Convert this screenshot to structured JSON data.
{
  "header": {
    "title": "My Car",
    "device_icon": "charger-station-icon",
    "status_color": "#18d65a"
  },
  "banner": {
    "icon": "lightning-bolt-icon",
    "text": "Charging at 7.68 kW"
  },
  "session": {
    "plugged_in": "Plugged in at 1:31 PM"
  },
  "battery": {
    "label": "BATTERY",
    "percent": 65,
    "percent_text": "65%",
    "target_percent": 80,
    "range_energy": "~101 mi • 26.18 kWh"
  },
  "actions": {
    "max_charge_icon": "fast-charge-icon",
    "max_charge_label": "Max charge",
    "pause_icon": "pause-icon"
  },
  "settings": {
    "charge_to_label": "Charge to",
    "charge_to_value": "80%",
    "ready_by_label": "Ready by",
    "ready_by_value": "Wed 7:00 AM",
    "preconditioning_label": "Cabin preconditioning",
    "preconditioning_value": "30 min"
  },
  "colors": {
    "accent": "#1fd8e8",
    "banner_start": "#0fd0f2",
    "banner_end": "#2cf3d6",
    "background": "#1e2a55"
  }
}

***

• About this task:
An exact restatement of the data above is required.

• Result for this task:
Convert this screenshot to structured JSON data.
{
  "header": {
    "title": "My Car",
    "device_icon": "charger-station-icon",
    "status_color": "#18d65a"
  },
  "banner": {
    "icon": "lightning-bolt-icon",
    "text": "Charging at 7.68 kW"
  },
  "session": {
    "plugged_in": "Plugged in at 1:31 PM"
  },
  "battery": {
    "label": "BATTERY",
    "percent": 65,
    "percent_text": "65%",
    "target_percent": 80,
    "range_energy": "~101 mi • 26.18 kWh"
  },
  "actions": {
    "max_charge_icon": "fast-charge-icon",
    "max_charge_label": "Max charge",
    "pause_icon": "pause-icon"
  },
  "settings": {
    "charge_to_label": "Charge to",
    "charge_to_value": "80%",
    "ready_by_label": "Ready by",
    "ready_by_value": "Wed 7:00 AM",
    "preconditioning_label": "Cabin preconditioning",
    "preconditioning_value": "30 min"
  },
  "colors": {
    "accent": "#1fd8e8",
    "banner_start": "#0fd0f2",
    "banner_end": "#2cf3d6",
    "background": "#1e2a55"
  }
}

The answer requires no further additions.